Early Childhood

Transcripts available in the following languages:

I was born in Santa Maria, California in 1934. In fact, my birthday was a week ago. I am 80 years old now.

My father, by the way, he had an unusual history because he was an Issei immigrant from Wakayama Prefecture, but he had attended Waseda University. He came to this country, and he went to the University of Utah, and so he is a graduate of the University of Utah. But after that, sometime after that, he and my mother, they settled in Santa Maria, California, where he was the… I guess you would call it the executive director of an agricultural co-op in the Santa Maria Valley, where I was born in 1934. He died while I was still oh… 4 years old.

So at that time, I had 3 sisters. So there were 4 of us kids, and my mother was a widow then. I was about 4 years old, and my mother moved us to Los Angeles. So I grew up mostly in Los Angeles.

When the war started, 1941, I was what… 7 years old I guess. And shortly thereafter, in May of ‘42, we were… what’s the word they use…evacuated to the relocation camp at Poston, Arizona and spent the war years  in Poston, Arizona from May ’42 till August 1945.

When we returned to the Los Angeles area and I lived here ever since, except for taking time off to be in the military and to go to school. Otherwise, I have lived my entire life in Southern California. 

Date: July 2, 2014
Location: California, US
Interviewer: Sakura Kato
Contributed by: Watase Media Arts Center, Japanese American National Museum; Japanese American Bar Association

1934 arizona california incarceration Poston Prefecture santa maria Wakayama WWII

Nikkei Heroes: Trailblazers, Role Models, and Inspirations

Read the Nikkei Heroes stories and help select the Nima-kai community favorite >>

Get updates

Sign up for email updates

Journal feed
Events feed
Comments feed

Support this project

Discover Nikkei

Discover Nikkei is a place to connect with others and share the Nikkei experience.

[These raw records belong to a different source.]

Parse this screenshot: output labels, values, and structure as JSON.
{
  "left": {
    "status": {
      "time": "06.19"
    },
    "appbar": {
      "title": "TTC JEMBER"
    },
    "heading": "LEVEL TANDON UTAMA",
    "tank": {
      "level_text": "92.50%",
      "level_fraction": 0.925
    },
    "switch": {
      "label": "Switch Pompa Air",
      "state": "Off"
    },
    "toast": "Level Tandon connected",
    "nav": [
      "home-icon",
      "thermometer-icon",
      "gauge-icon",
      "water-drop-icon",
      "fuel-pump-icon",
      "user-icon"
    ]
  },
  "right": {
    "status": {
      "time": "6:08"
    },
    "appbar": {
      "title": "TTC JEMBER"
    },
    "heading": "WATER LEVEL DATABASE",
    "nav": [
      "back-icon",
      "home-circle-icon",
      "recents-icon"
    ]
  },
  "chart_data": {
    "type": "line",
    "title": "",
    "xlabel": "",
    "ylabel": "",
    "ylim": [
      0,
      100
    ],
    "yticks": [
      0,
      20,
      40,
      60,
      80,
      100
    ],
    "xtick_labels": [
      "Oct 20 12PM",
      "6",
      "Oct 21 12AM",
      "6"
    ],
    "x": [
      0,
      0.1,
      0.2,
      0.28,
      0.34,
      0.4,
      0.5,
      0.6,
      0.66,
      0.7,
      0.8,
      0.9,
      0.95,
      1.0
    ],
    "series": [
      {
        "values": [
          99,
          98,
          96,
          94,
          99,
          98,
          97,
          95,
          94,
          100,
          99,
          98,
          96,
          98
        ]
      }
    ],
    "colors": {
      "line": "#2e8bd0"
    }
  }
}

To continue to sustain and grow this project, we need your help!

Ways to help >>

A project of the Japanese American National Museum

Major support by The Nippon Foundation